“That doesn’t make any sense,” I said. “Why would Heaven want me dead? Aren’t they the good guys?”
“You can’t make an omelet without breaking a few eggs,” Talamur’s head reasoned.
“But what kind of omelet were they making?” Fikhos mused.
I rolled my eyes. “Probably a Denver omelet,” I snapped. “He was being figurative, dumbass.”
“So was I, sir,” Fikhos returned thinly. “I was asking what objective Heaven was fulfilling by having you killed.”
“I can’t speak to that,” Talamur said. “I didn’t ask a lot of detailed questions, I just did the job they wanted me to do.”
“Why would Heaven hire a demon?” Jaelin asked. “How did they pay you and why couldn’t they do it themselves?”

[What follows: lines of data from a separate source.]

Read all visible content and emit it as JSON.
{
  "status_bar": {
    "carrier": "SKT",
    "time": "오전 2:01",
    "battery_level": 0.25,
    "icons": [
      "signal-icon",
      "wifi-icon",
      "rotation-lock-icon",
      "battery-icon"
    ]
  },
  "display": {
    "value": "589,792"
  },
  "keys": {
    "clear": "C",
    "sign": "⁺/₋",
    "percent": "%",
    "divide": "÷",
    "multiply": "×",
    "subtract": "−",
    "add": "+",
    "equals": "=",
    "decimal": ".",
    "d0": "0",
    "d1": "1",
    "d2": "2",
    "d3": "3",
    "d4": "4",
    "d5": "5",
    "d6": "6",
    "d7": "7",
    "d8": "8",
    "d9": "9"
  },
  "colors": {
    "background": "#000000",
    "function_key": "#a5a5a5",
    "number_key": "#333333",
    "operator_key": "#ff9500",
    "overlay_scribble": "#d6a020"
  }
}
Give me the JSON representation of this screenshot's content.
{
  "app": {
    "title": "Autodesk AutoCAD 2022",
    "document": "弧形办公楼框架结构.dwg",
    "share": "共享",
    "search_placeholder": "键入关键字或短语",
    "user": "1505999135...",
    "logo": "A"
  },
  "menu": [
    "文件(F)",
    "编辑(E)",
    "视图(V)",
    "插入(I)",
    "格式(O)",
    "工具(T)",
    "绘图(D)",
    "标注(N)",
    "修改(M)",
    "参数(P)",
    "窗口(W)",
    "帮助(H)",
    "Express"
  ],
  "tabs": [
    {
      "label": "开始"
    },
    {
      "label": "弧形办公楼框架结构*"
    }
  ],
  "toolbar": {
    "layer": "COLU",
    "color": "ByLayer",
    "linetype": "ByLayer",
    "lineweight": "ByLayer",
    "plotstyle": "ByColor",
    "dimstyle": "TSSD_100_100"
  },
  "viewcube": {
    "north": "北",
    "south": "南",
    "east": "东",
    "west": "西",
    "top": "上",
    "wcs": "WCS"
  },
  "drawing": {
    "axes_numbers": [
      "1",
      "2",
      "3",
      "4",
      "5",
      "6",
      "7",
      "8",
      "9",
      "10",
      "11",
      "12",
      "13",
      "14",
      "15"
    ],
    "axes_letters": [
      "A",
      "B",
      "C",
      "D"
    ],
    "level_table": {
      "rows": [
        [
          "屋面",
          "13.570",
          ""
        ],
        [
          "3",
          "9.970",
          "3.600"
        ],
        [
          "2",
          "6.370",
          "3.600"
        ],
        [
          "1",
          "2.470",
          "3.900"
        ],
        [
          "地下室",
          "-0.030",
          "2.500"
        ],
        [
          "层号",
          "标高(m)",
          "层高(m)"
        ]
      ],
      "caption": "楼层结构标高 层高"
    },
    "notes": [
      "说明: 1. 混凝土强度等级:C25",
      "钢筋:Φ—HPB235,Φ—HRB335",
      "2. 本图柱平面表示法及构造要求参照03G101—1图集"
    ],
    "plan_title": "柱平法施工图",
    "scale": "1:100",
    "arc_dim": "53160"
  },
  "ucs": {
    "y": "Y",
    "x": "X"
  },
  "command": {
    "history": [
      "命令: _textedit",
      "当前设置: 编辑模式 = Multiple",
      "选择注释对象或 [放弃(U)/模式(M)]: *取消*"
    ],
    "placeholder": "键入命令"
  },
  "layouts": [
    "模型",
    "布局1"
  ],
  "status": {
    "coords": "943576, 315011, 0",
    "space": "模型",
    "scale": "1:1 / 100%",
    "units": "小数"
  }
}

“Angels try to avoid doing the actual egg-breaking themselves,” Talamur explained. “They don’t like to get their hands dirty.”
I’d noticed that he had avoided the question of how he’d been compensated for his services, but apparently no one else had. I didn’t feel it was important to bring up now, considering there were more pressing concerns. “All right, well, we need to get back to Hell,” I announced. “Our run-in with these demons has pretty much confirmed what Sebrev told us, so we need to find whoever’s doing this and put it to a stop.”
“That’s an excellent idea, sir,” Fikhos enthused. Apparently he’d forgiven me for calling him a dumbass.
“But you’ll need someone to stay in the Realm of the Living to keep an eye on things, right?” Jaelin suggested hopefully.
I sighed. “Yeah, sure, catch up with your old boyfriend for a while. But the minute you catch wind of more demon invasions, you teleport right back to Hell and let me know.”
She nodded smartly. “Will do.” She plucked Talamur’s head from the ground and gently placed it against his neck so that he could begin healing.
Talamur spoke from the grass. “What about the purple demon whose ass I was kicking when you lot showed up?”
I glanced over to where the demon lay unconscious, teleported over to him, and returned as soon as I’d reduced him to chunks. “Anything else?” I asked.
Fikhos and Jaelin exchanged a quick glance before shaking their heads in unison.
“Great,” I said. “Fikhos, let’s go back to my office.”